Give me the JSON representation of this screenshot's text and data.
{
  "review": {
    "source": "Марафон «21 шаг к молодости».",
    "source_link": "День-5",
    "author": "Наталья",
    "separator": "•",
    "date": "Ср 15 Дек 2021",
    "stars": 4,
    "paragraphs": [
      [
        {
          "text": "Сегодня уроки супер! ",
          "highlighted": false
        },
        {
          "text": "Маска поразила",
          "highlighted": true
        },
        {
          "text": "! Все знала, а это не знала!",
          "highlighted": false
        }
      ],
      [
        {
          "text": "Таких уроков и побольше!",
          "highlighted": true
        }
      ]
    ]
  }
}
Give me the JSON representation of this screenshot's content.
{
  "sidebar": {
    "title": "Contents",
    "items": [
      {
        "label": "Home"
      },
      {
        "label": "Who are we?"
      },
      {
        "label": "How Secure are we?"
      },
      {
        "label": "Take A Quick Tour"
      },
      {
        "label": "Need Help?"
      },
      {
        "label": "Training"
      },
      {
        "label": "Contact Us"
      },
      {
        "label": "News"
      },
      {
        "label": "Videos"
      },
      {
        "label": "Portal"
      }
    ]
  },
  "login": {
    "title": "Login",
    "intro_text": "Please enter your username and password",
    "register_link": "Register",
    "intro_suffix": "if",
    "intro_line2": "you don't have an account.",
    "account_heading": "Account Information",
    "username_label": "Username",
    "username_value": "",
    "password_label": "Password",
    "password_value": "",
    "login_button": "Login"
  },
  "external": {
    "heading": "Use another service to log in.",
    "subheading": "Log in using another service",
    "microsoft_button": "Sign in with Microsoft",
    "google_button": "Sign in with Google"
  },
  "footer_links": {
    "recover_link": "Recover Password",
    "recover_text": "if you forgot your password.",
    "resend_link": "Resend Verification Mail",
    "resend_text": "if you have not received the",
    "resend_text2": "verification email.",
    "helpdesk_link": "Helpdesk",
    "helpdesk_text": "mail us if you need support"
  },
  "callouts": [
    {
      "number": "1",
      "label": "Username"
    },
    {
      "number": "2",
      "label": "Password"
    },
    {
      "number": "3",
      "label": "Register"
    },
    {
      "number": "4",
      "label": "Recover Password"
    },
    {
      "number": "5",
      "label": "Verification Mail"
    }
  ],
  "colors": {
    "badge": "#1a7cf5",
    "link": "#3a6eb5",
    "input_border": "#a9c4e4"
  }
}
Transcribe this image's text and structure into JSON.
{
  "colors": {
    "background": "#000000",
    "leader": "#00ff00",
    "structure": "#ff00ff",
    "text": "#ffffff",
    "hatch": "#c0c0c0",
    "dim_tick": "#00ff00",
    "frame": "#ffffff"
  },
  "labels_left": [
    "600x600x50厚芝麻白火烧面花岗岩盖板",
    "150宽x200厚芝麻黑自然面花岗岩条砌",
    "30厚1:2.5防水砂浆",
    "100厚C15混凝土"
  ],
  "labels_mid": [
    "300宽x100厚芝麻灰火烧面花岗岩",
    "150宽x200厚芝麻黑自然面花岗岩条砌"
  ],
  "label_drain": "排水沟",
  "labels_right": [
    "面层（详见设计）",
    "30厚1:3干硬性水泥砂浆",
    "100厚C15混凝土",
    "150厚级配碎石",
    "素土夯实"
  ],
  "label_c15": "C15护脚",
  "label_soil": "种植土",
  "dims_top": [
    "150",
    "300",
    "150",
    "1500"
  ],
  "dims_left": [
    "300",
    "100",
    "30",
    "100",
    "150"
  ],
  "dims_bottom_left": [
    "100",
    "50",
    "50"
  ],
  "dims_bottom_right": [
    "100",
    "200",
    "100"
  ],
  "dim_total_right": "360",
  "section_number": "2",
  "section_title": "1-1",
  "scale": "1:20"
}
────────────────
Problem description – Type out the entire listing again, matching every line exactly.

Task answer –
Give me the JSON representation of this screenshot's text and data.
{
  "review": {
    "source": "Марафон «21 шаг к молодости».",
    "source_link": "День-5",
    "author": "Наталья",
    "separator": "•",
    "date": "Ср 15 Дек 2021",
    "stars": 4,
    "paragraphs": [
      [
        {
          "text": "Сегодня уроки супер! ",
          "highlighted": false
        },
        {
          "text": "Маска поразила",
          "highlighted": true
        },
        {
          "text": "! Все знала, а это не знала!",
          "highlighted": false
        }
      ],
      [
        {
          "text": "Таких уроков и побольше!",
          "highlighted": true
        }
      ]
    ]
  }
}
Give me the JSON representation of this screenshot's content.
{
  "sidebar": {
    "title": "Contents",
    "items": [
      {
        "label": "Home"
      },
      {
        "label": "Who are we?"
      },
      {
        "label": "How Secure are we?"
      },
      {
        "label": "Take A Quick Tour"
      },
      {
        "label": "Need Help?"
      },
      {
        "label": "Training"
      },
      {
        "label": "Contact Us"
      },
      {
        "label": "News"
      },
      {
        "label": "Videos"
      },
      {
        "label": "Portal"
      }
    ]
  },
  "login": {
    "title": "Login",
    "intro_text": "Please enter your username and password",
    "register_link": "Register",
    "intro_suffix": "if",
    "intro_line2": "you don't have an account.",
    "account_heading": "Account Information",
    "username_label": "Username",
    "username_value": "",
    "password_label": "Password",
    "password_value": "",
    "login_button": "Login"
  },
  "external": {
    "heading": "Use another service to log in.",
    "subheading": "Log in using another service",
    "microsoft_button": "Sign in with Microsoft",
    "google_button": "Sign in with Google"
  },
  "footer_links": {
    "recover_link": "Recover Password",
    "recover_text": "if you forgot your password.",
    "resend_link": "Resend Verification Mail",
    "resend_text": "if you have not received the",
    "resend_text2": "verification email.",
    "helpdesk_link": "Helpdesk",
    "helpdesk_text": "mail us if you need support"
  },
  "callouts": [
    {
      "number": "1",
      "label": "Username"
    },
    {
      "number": "2",
      "label": "Password"
    },
    {
      "number": "3",
      "label": "Register"
    },
    {
      "number": "4",
      "label": "Recover Password"
    },
    {
      "number": "5",
      "label": "Verification Mail"
    }
  ],
  "colors": {
    "badge": "#1a7cf5",
    "link": "#3a6eb5",
    "input_border": "#a9c4e4"
  }
}
Transcribe this image's text and structure into JSON.
{
  "colors": {
    "background": "#000000",
    "leader": "#00ff00",
    "structure": "#ff00ff",
    "text": "#ffffff",
    "hatch": "#c0c0c0",
    "dim_tick": "#00ff00",
    "frame": "#ffffff"
  },
  "labels_left": [
    "600x600x50厚芝麻白火烧面花岗岩盖板",
    "150宽x200厚芝麻黑自然面花岗岩条砌",
    "30厚1:2.5防水砂浆",
    "100厚C15混凝土"
  ],
  "labels_mid": [
    "300宽x100厚芝麻灰火烧面花岗岩",
    "150宽x200厚芝麻黑自然面花岗岩条砌"
  ],
  "label_drain": "排水沟",
  "labels_right": [
    "面层（详见设计）",
    "30厚1:3干硬性水泥砂浆",
    "100厚C15混凝土",
    "150厚级配碎石",
    "素土夯实"
  ],
  "label_c15": "C15护脚",
  "label_soil": "种植土",
  "dims_top": [
    "150",
    "300",
    "150",
    "1500"
  ],
  "dims_left": [
    "300",
    "100",
    "30",
    "100",
    "150"
  ],
  "dims_bottom_left": [
    "100",
    "50",
    "50"
  ],
  "dims_bottom_right": [
    "100",
    "200",
    "100"
  ],
  "dim_total_right": "360",
  "section_number": "2",
  "section_title": "1-1",
  "scale": "1:20"
}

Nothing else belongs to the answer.